I circled back after looking at the back of a chest of drawers, made in Indonesia, primarily constructed of particle board and lost dreams. There was probably a side of, “Why was I born in a muslim, third world country, and I’m forced to make crappy furniture for rich white Christians in America? Allah must love me.”
Tina was still standing there, bellied up to the counter. The furrow on the clerks brow was reminiscent of a mad mathematician completing a long-lost Babylonian algorithm.
What she was figuring out was how to get another 10% off if the rug was shipped to the store and then Tina drove all the way, with her gas, her time, in her precious vehicle. All that for twenty seven bucks.
So I walked off again and “shopped.” This time I entertained the idea that I’d buy a couch to put in my office. A sectional. I’d finally re-do my office to look professional. It’s a hodgepodge now. It’s more of a dorm room than an office. I blame my need to upgrade gear and de-emphasize a space that is rarely seen by anyone other than Tina, me, and the few lovely over-night visitors we get.
So I walked over to one couch. The way they set it up is: the couch is one price, the ottoman another, the back supports are separated and I think the padding and upholstery are also staggered in price. To buy the couch as it is on the store, you need a calculator and a pad of paper. After doing a rough sum of one, cheap looking, gray couch, the total was $6,500.
That was before I added a desk and shelf system to get me going in my stupid little office.

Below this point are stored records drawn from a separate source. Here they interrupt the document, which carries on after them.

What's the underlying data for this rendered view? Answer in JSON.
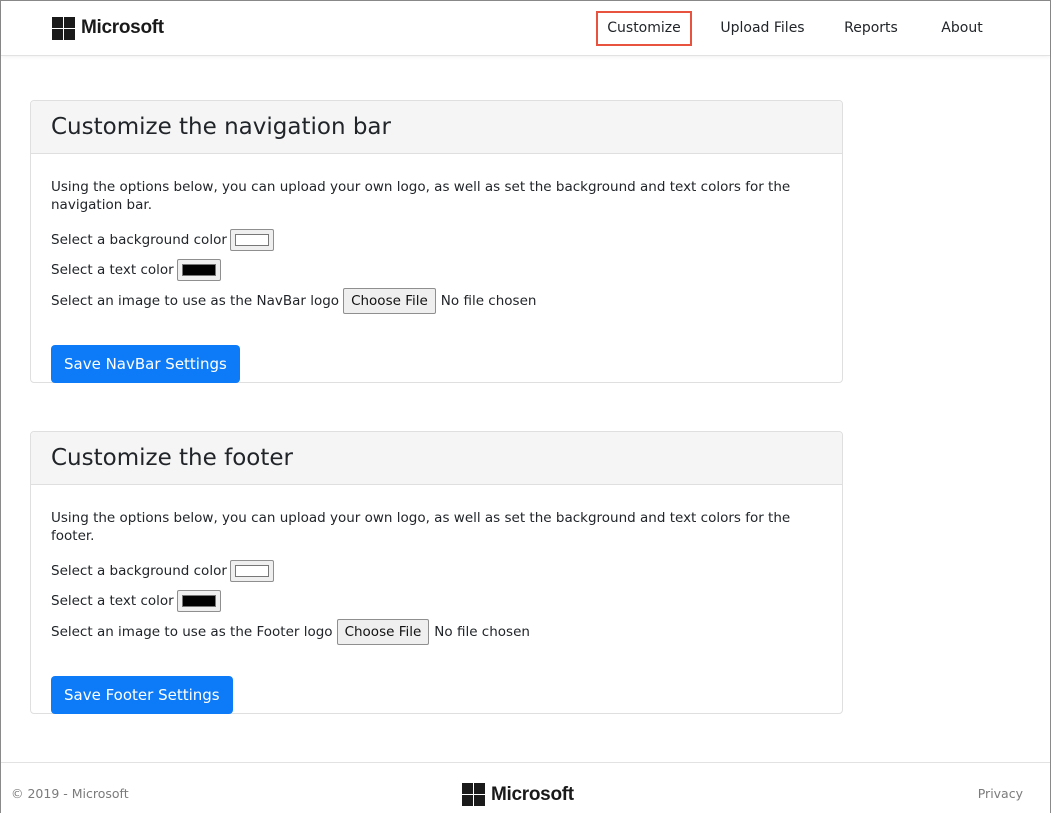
{
  "navbar": {
    "brand": "Microsoft",
    "items": [
      {
        "label": "Customize",
        "active": true
      },
      {
        "label": "Upload Files",
        "active": false
      },
      {
        "label": "Reports",
        "active": false
      },
      {
        "label": "About",
        "active": false
      }
    ]
  },
  "navbar_section": {
    "title": "Customize the navigation bar",
    "intro": "Using the options below, you can upload your own logo, as well as set the background and text colors for the navigation bar.",
    "bg_label": "Select a background color",
    "bg_color": "#ffffff",
    "text_label": "Select a text color",
    "text_color": "#000000",
    "logo_label": "Select an image to use as the NavBar logo",
    "choose_file": "Choose File",
    "no_file": "No file chosen",
    "save_label": "Save NavBar Settings"
  },
  "footer_section": {
    "title": "Customize the footer",
    "intro": "Using the options below, you can upload your own logo, as well as set the background and text colors for the footer.",
    "bg_label": "Select a background color",
    "bg_color": "#ffffff",
    "text_label": "Select a text color",
    "text_color": "#000000",
    "logo_label": "Select an image to use as the Footer logo",
    "choose_file": "Choose File",
    "no_file": "No file chosen",
    "save_label": "Save Footer Settings"
  },
  "footer": {
    "copyright": "© 2019 - Microsoft",
    "brand": "Microsoft",
    "privacy": "Privacy"
  },
  "colors": {
    "accent": "#0d7bf8",
    "active_outline": "#e8533f"
  }
}
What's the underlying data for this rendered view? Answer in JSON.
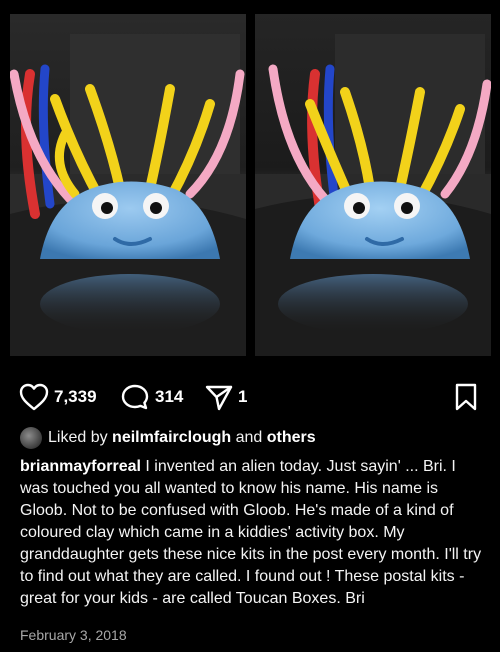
{
  "post": {
    "images": [
      {
        "alt": ""
      },
      {
        "alt": ""
      }
    ],
    "actions": {
      "like_icon": "heart-icon",
      "like_count": "7,339",
      "comment_icon": "comment-bubble-icon",
      "comment_count": "314",
      "share_icon": "send-icon",
      "share_count": "1",
      "save_icon": "bookmark-icon"
    },
    "liked_by": {
      "prefix": "Liked by",
      "user": "neilmfairclough",
      "conjunction": "and",
      "others": "others"
    },
    "caption": {
      "username": "brianmayforreal",
      "text": "I invented an alien today. Just sayin' ... Bri. I was touched you all wanted to know his name. His name is Gloob. Not to be confused with Gloob. He's made of a kind of coloured clay which came in a kiddies' activity box. My granddaughter gets these nice kits in the post every month. I'll try to find out what they are called. I found out ! These postal kits - great for your kids - are called Toucan Boxes. Bri"
    },
    "date": "February 3, 2018"
  },
  "colors": {
    "background": "#000000",
    "text": "#ffffff",
    "muted": "#a8a8a8",
    "clay_blue": "#7fb7e3",
    "pipe_yellow": "#f2d21a",
    "pipe_pink": "#f4a9c4"
  }
}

I did the math on another couch, mouth farted when I figured the total, and I sat down on the couch in utter defeat. I should have butt farted.
I looked around the room at the other shoppers.
There was a 20-something, tall tan, drink of water woman wearing jean shorts that landed just above her ass and a white, see-through tee-shirt with a black bra. She had enough eye makeup on to repaint the Mona Lisa. She was shopping with her mom, who wasn’t wearing anything see through. They were staring at a wall of chairs and pillows. Arms were crossed and the young woman, probably a beach volleyball expert, placed her pointy finger near the edge of her mouth. You know, as if to say, “I’m smart. And my friends are going to gasp when they see this crap-ass furniture shitting up my one-bedroom in Lincoln Park.”
Near me, there was a couple in their 50s sitting on a couch with their store attendant. They bounced on the cushions a little and sat back to kick the tires a bit. I saw the man look at a young woman near by and his thought bubble read, “What I wouldn’t do to unclasp that girl’s bra while making out on this mediocre piece of furniture.”
I saw another woman squeezing a pillow and then looking off, b-lining for another pillow, squishing it and her thought bubble read, “My husband’s love will grow for me exponentially if I bring home ten new pillows and replace the ones I bought last year.”
Isn’t that what women think? If they buy more cheap home goods, if they add just one more $1,000 charge to their on-going credit debt, their man — or woman — will love them more.
I’d like to think that my love is not measured in home goods, but in hand jobs.
Oh, hand jobs and cuddles.
On cheap couches from West Elm.